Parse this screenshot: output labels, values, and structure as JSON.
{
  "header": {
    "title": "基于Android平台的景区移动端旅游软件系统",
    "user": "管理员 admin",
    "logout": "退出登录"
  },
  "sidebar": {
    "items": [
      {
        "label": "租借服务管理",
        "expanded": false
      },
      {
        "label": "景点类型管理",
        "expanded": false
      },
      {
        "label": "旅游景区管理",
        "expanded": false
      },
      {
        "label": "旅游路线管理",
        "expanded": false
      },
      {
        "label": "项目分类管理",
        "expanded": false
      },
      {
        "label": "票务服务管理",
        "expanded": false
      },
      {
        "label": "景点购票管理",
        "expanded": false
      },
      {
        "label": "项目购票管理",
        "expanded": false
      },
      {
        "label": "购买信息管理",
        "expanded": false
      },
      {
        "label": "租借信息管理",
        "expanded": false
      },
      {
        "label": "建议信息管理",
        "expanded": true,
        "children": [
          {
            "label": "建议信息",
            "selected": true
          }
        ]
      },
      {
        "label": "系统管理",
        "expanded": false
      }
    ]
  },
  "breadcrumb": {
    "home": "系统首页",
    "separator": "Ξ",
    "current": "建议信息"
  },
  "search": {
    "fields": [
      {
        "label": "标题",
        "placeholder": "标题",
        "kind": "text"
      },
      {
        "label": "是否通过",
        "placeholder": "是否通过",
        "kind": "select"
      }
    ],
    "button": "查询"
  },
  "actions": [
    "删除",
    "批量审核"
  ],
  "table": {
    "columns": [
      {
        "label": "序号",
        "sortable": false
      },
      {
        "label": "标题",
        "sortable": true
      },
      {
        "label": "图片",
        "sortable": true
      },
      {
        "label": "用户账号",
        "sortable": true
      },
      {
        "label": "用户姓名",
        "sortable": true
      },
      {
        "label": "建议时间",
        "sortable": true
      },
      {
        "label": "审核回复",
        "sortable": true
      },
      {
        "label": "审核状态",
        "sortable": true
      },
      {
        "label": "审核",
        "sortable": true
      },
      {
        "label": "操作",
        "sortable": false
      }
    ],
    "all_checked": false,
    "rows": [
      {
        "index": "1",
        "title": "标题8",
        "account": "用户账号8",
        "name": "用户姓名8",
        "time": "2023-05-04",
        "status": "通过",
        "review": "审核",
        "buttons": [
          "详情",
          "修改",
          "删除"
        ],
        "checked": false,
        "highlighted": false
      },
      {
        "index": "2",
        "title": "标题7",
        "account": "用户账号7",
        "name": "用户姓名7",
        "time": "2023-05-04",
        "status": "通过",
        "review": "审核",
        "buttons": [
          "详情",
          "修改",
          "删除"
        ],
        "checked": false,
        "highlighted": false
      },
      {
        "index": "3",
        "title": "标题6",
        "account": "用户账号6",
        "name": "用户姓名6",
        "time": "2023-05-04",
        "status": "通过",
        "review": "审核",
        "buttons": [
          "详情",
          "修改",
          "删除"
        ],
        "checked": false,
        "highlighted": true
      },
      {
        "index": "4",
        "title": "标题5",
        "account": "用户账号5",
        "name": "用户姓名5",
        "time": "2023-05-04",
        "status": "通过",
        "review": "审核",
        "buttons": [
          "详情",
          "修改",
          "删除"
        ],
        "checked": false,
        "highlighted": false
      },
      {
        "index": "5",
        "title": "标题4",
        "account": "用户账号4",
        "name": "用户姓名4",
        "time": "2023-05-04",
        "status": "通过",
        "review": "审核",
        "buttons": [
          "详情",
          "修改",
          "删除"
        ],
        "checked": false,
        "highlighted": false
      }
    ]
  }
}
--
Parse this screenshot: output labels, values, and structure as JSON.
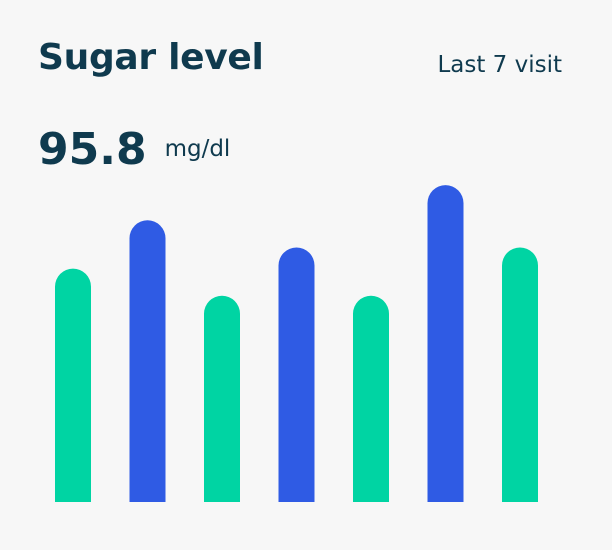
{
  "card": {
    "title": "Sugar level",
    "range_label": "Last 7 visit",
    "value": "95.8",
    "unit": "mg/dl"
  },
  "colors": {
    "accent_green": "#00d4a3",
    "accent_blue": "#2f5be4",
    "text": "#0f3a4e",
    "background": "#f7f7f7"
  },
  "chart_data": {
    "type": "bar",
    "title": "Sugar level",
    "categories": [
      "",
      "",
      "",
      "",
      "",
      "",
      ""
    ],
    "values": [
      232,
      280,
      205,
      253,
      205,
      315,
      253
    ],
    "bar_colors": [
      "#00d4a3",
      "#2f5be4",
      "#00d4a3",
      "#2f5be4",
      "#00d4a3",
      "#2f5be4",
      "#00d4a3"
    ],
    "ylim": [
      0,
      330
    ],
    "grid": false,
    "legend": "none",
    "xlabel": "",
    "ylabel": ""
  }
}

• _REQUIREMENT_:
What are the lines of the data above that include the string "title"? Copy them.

• _ANSWER SECTION_:
    "title": "基于Android平台的景区移动端旅游软件系统",
        "title": "标题8",
        "title": "标题7",
        "title": "标题6",
        "title": "标题5",
        "title": "标题4",
    "title": "Sugar level",
    "title": "Sugar level",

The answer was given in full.